'Homeward Bound' was the title I gave to the penultimate episode of the 1981 BBC radio dramatisation of The Lord of the Rings, originally broadcast on this Sunday, forty years ago.
The great challenge of the serialisation – after the crisis-after-crisis driven story that reaches its narrative peak in episodes twenty-three and twenty-four with the destruction of the One Ring and Sauron's power and the coronation of Gondor's returning King – is the lengthy and anticlimactic homeward journey with its serial partings and farewells.
All of this textual material had to be ruthlessly compressed to work within the tight structure of weekly half-hour episodes. Despite the demands of condensing Tolkien's rich text, I remained determined that – although heavily edited – the Scouring of the Shire and the Grima's murder of Saruman on the doorstep of Bag End – would be retained since, without those events, the whole drama would be less meaningful.
"The very end of the war, I hope," said Merry.
"I hope so," said Frodo and sighed. The very last stroke. But to think that it should fall here, at the very door of Bag End! Among all my hopes and fears at least I never expected that."
But Tolkien knew that, in some way or another, battles – large and small – all end at our own front door...

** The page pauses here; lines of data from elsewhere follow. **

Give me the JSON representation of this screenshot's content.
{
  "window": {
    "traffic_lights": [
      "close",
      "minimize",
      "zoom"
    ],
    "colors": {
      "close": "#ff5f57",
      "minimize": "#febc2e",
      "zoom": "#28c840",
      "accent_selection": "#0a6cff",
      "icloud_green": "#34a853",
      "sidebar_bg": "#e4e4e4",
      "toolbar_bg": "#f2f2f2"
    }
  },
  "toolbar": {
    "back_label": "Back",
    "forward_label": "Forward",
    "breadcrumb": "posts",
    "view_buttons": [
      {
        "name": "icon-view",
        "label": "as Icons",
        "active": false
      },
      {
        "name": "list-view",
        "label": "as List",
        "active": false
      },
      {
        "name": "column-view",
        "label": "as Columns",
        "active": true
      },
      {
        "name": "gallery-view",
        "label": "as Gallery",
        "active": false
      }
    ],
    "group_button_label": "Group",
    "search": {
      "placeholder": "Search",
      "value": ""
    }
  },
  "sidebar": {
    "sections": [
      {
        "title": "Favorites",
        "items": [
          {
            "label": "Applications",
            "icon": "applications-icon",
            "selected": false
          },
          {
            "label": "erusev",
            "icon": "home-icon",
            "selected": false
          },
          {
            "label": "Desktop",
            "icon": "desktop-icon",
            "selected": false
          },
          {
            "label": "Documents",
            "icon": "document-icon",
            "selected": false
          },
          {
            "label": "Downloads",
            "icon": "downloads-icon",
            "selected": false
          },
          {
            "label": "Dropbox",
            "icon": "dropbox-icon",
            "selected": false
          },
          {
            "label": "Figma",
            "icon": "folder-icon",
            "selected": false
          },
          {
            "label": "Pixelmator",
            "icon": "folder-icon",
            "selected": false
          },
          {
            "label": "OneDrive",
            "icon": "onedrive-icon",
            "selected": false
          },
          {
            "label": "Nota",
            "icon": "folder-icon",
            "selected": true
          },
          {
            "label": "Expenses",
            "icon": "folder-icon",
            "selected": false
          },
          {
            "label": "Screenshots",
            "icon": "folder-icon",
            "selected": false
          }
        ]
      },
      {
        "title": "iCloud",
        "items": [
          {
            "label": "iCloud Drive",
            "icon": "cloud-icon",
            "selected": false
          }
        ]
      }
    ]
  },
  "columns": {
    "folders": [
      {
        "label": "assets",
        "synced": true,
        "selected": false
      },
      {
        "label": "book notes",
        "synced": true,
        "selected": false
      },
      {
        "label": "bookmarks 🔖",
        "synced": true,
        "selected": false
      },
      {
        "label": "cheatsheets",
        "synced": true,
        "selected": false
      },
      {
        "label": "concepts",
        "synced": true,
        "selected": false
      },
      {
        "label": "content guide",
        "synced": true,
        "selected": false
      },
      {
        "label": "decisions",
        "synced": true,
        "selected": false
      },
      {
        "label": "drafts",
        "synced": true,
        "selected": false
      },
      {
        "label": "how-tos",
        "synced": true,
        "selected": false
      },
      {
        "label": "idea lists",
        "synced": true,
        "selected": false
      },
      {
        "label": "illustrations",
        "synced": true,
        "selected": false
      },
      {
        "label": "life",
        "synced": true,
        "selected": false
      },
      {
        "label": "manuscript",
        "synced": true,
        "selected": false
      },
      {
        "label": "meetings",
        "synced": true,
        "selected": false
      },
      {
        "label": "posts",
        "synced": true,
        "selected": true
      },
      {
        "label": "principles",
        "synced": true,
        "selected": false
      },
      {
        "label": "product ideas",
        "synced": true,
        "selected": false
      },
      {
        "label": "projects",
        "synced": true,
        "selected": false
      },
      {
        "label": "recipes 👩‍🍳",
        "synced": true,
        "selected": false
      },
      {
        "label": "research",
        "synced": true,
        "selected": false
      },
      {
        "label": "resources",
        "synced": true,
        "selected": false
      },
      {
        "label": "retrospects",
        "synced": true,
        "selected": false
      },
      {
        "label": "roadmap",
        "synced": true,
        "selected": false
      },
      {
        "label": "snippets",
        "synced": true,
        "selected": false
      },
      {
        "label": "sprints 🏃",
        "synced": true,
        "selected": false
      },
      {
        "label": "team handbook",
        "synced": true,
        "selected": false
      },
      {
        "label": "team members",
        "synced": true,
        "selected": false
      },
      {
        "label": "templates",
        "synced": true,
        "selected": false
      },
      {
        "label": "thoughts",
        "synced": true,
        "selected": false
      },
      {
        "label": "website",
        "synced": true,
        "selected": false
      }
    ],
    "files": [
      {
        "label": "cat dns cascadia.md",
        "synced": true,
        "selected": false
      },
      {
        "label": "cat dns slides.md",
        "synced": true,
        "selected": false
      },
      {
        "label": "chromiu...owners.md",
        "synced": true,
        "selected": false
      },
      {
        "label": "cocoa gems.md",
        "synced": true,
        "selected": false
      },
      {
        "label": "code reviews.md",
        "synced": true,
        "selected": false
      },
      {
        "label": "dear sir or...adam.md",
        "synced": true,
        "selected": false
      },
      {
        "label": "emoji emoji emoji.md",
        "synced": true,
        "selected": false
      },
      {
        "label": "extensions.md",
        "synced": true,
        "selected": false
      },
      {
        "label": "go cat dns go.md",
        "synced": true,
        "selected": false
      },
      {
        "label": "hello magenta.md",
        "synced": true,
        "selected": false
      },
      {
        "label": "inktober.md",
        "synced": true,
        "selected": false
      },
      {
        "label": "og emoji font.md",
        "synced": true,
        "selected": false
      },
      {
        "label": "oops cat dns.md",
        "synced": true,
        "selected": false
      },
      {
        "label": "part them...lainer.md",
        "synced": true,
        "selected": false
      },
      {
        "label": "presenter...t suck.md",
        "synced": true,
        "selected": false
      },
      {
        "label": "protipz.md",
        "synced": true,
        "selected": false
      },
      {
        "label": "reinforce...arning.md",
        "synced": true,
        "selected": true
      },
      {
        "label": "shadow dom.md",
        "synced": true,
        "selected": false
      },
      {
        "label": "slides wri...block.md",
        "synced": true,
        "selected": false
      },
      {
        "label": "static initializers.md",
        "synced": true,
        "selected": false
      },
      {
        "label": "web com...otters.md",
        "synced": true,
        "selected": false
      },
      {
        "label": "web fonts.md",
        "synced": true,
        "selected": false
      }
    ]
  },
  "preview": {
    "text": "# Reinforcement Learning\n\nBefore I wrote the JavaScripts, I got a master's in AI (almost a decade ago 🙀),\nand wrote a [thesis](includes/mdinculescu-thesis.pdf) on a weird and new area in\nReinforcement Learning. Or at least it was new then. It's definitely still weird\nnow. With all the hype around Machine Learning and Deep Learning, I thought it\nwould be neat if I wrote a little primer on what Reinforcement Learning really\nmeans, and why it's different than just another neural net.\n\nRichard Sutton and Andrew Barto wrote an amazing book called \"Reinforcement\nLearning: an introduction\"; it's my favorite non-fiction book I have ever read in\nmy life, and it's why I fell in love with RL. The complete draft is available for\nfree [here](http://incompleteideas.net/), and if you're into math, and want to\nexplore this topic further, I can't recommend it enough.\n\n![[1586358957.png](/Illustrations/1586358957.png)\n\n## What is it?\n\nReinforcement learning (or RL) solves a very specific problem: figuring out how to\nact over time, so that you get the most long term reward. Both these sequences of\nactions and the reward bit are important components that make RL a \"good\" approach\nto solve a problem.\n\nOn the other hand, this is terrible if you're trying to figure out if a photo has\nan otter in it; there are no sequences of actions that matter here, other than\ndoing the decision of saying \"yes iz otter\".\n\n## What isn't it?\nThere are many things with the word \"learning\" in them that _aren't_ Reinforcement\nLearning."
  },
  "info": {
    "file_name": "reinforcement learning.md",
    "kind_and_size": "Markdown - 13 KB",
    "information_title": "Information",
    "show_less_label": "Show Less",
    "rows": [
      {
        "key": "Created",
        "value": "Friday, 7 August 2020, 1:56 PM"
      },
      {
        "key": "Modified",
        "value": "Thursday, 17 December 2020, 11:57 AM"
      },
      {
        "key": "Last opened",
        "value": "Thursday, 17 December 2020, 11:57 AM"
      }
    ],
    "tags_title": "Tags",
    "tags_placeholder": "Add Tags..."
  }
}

Eric Fraser's original illustration for Radio Times takes the sober, haunting image of the sadly despoiled Shire found by the heroes on their return from war.